Let me start by saying that EVERY platform has its pros and its cons. I’m just sharing my personal experience. I’ve built ecommerce sites using Prestashop, ZenCart, WooCommerce and Shopify.
My wife’s eCommerce website was originally built using Prestashop by a (non-expert) friend back in 2011, a few years before we met. In 2014, I updated it to the latest version of Prestashop and revamped it. Towards the end of Jan. 2018, we started to transition it to a WordPress+Shopify setup.
Now, I do NOT like dealing with eCommerce websites. They require a LOT more maintenance than non-eCommerce sites. There is generally more financial dependence attached to them than to non-eCommerce websites. An eCommerce website malfunctioning or going down for just an hour or more usually means a greater amount of lost revenue than a non-eCommerce website.
Back in 2015, we used WooCommerce for our first couple eCommerce clients. This was my first time using WooCommerce and there was a steep learning curve. My biggest headache was updating WooCommerce and the other shop-related plugins on a regular basis. Plus, my clients (older, non-tech-savvy individuals) did NOT find it easy to learn how to manage their WooCommerce store.
This was my biggest gripe which led me to look at add-ons to managing WooCommerce. That led me to:
– Store manager for WooCommerce: https://woocommerce-manager.com/
However, while these are great management add-ons, they did not relieve me of the headaches with keeping WooCommerce updated.
So, I started to look at alternative shopping carts that could be linked with WordPress. This led me to:
– OrderStorm: https://wordpress.org/plugins/orderstorm-e-commerce/
All of these platforms are kept up-to-date by their makers.
I was actually going to go with OrderStorm and had been communicating with the owner of that platform for a few months. It was great in the beginning but then it became harder and harder to get in touch with him for technical support.
That’s when I decided to take another look at integrating Shopify with WordPress. Since then I’ve done this WP+Shopify integration on our last 6 eCommerce-related projects. Please bear in mind that we do NOT go looking for eCommerce clients. We primarily work with service providers. From time to time, we have a client who wants to sell online as well.
For my purposes thus far, just embedding the Shopify Buy Button code in the WordPress page has been sufficient.
You can embed an entire collection like I’ve done here: https://www.juliasherbalhealth.co.nz/online-health-shop/
OR you can embed product by product like I’ve done here: https://colinfrancis.co.nz/landscape-gallery/
If you want to have much more control over the integration, I suggest you check out the WPShopify plugin: https://wpshop.io/
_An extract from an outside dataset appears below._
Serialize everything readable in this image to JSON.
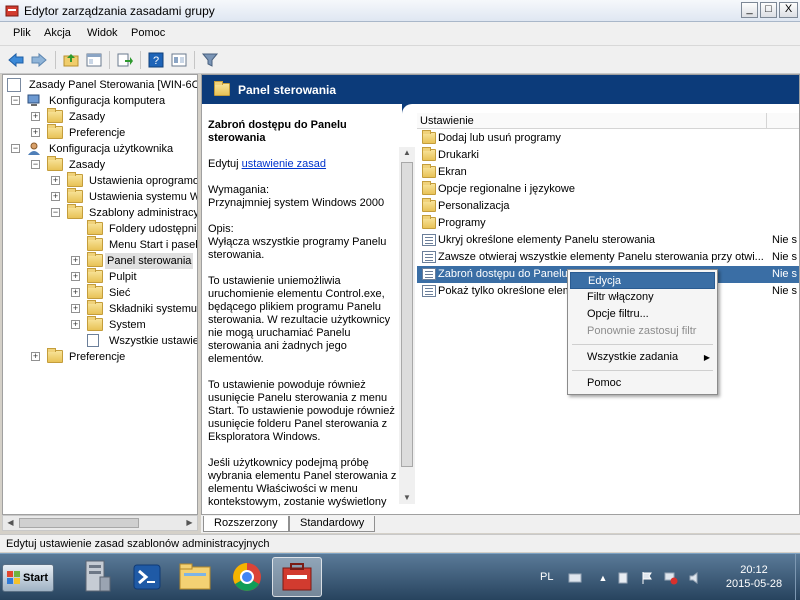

In using Shopify, I’ve found it MUCH easier to show clients how to use their Shopify account – check/update orders, update product inventory, add new products, etc. than it was with explaining the back office of WooCommerce.
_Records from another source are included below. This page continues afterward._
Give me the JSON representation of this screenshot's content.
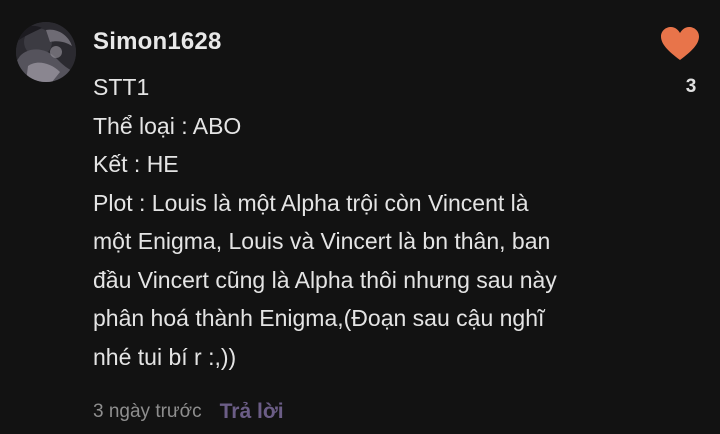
{
  "comment": {
    "username": "Simon1628",
    "lines": [
      "STT1",
      "Thể loại : ABO",
      "Kết : HE",
      "Plot : Louis là một Alpha trội còn Vincent là",
      "một Enigma, Louis và Vincert là bn thân, ban",
      "đầu Vincert cũng là Alpha thôi nhưng sau này",
      "phân hoá thành Enigma,(Đoạn sau cậu nghĩ",
      "nhé tui bí r :,))"
    ],
    "timestamp": "3 ngày trước",
    "reply_label": "Trả lời",
    "like_count": "3",
    "avatar_icon": "user-avatar",
    "like_icon": "heart-icon",
    "colors": {
      "background": "#121212",
      "heart": "#e8744a",
      "reply": "#6b5d86",
      "muted": "#8e8e8e"
    }
  }
}
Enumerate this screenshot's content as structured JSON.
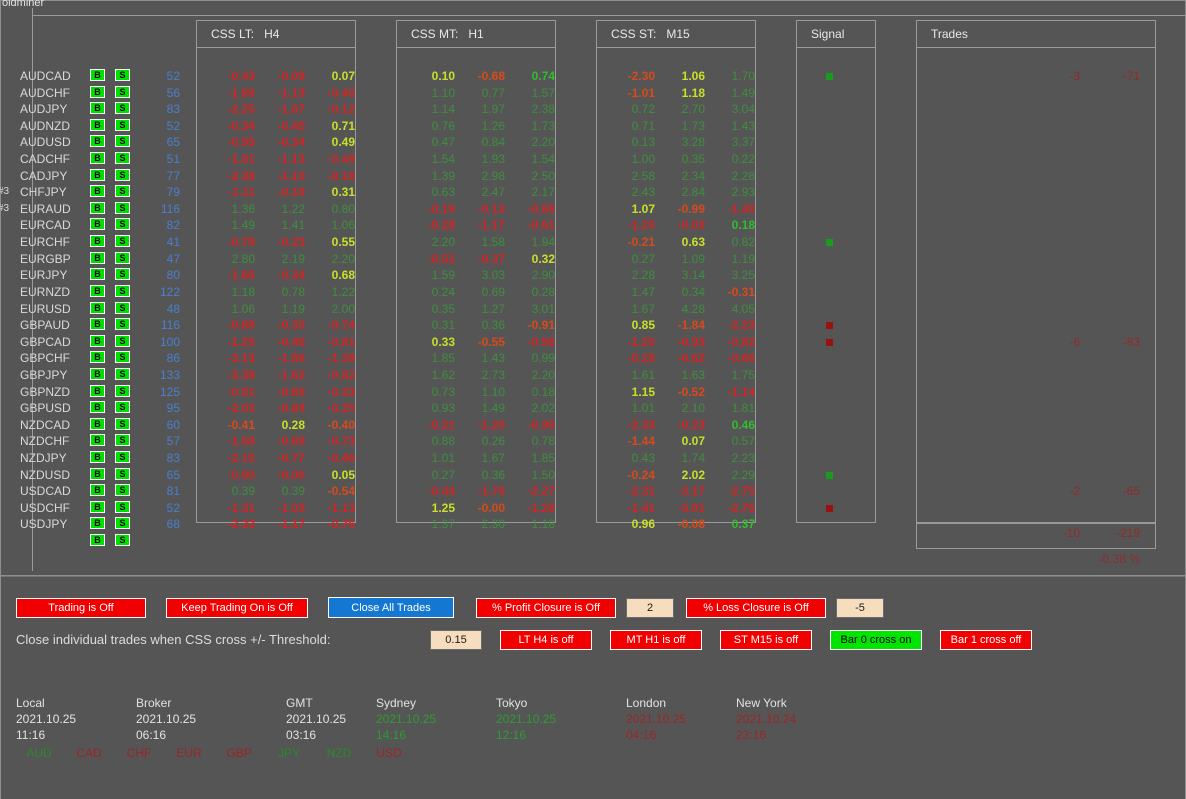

Now, if you’re using or thinking or using Shopify for ecommerce projects, then it’s a good idea to join their Partner Program: https://www.shopify.co.nz/partners
– you get a developer account where you have all your shopify clients in one place
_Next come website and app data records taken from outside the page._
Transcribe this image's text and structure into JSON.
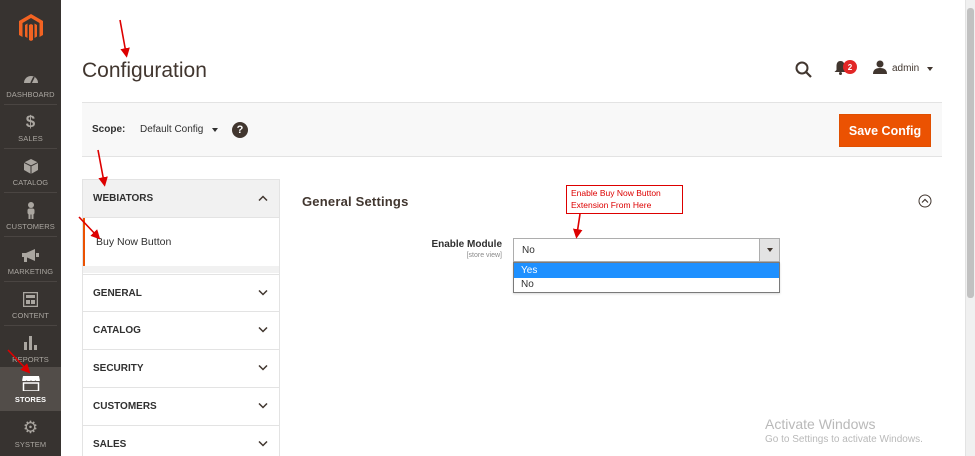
{
  "admin_menu": {
    "items": [
      {
        "label": "DASHBOARD",
        "icon": "speedometer-icon"
      },
      {
        "label": "SALES",
        "icon": "dollar-icon"
      },
      {
        "label": "CATALOG",
        "icon": "cube-icon"
      },
      {
        "label": "CUSTOMERS",
        "icon": "person-icon"
      },
      {
        "label": "MARKETING",
        "icon": "megaphone-icon"
      },
      {
        "label": "CONTENT",
        "icon": "layout-icon"
      },
      {
        "label": "REPORTS",
        "icon": "bar-chart-icon"
      },
      {
        "label": "STORES",
        "icon": "storefront-icon",
        "active": true
      },
      {
        "label": "SYSTEM",
        "icon": "gear-icon"
      }
    ]
  },
  "header": {
    "title": "Configuration",
    "notifications_count": "2",
    "user_name": "admin"
  },
  "scope": {
    "label": "Scope:",
    "value": "Default Config",
    "save_label": "Save Config"
  },
  "tabs": {
    "group_label": "WEBIATORS",
    "active_item": "Buy Now Button",
    "sections": [
      "GENERAL",
      "CATALOG",
      "SECURITY",
      "CUSTOMERS",
      "SALES"
    ]
  },
  "section": {
    "title": "General Settings",
    "field_label": "Enable Module",
    "field_scope": "[store view]",
    "select_value": "No",
    "options": [
      "Yes",
      "No"
    ],
    "highlighted_option": "Yes"
  },
  "annotation": {
    "line1": "Enable Buy Now Button",
    "line2": "Extension From Here"
  },
  "watermark": {
    "title": "Activate Windows",
    "subtitle": "Go to Settings to activate Windows."
  },
  "colors": {
    "accent": "#eb5202",
    "sidebar_bg": "#373330",
    "annotation": "#dd0000",
    "option_highlight": "#1e90ff"
  }
}
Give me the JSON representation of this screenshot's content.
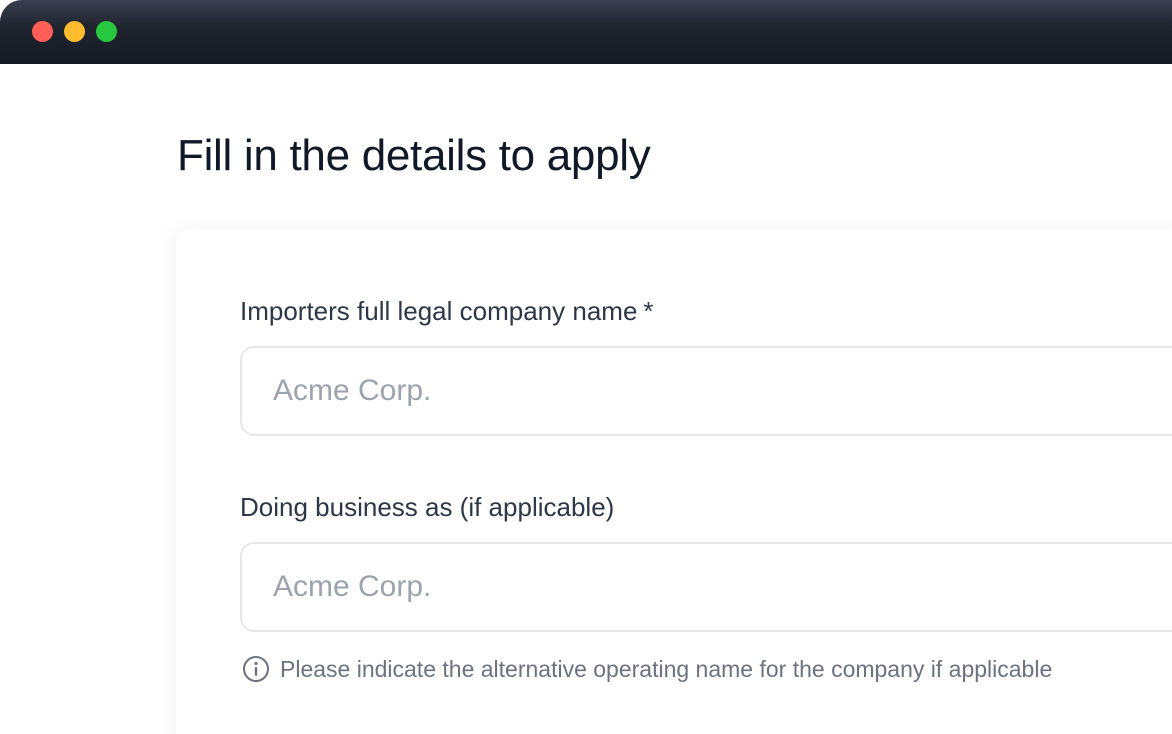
{
  "window": {
    "controls": {
      "close_color": "#ff5f57",
      "minimize_color": "#febc2e",
      "maximize_color": "#28c840"
    }
  },
  "page": {
    "title": "Fill in the details to apply"
  },
  "form": {
    "company_name": {
      "label": "Importers full legal company name",
      "required_mark": "*",
      "placeholder": "Acme Corp.",
      "value": ""
    },
    "dba": {
      "label": "Doing business as (if applicable)",
      "placeholder": "Acme Corp.",
      "value": "",
      "hint_icon": "info-icon",
      "hint": "Please indicate the alternative operating name for the company if applicable"
    }
  },
  "colors": {
    "title_text": "#111827",
    "label_text": "#2d3748",
    "placeholder_text": "#9ca3af",
    "hint_text": "#6b7280",
    "input_border": "#e5e7eb"
  }
}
– the accounts created in your developer account have an unlimited trial period, client only starts paying the monthly fee once you’ve handed the store over to them
– you can get monthly commission
Hopefully this info will help others.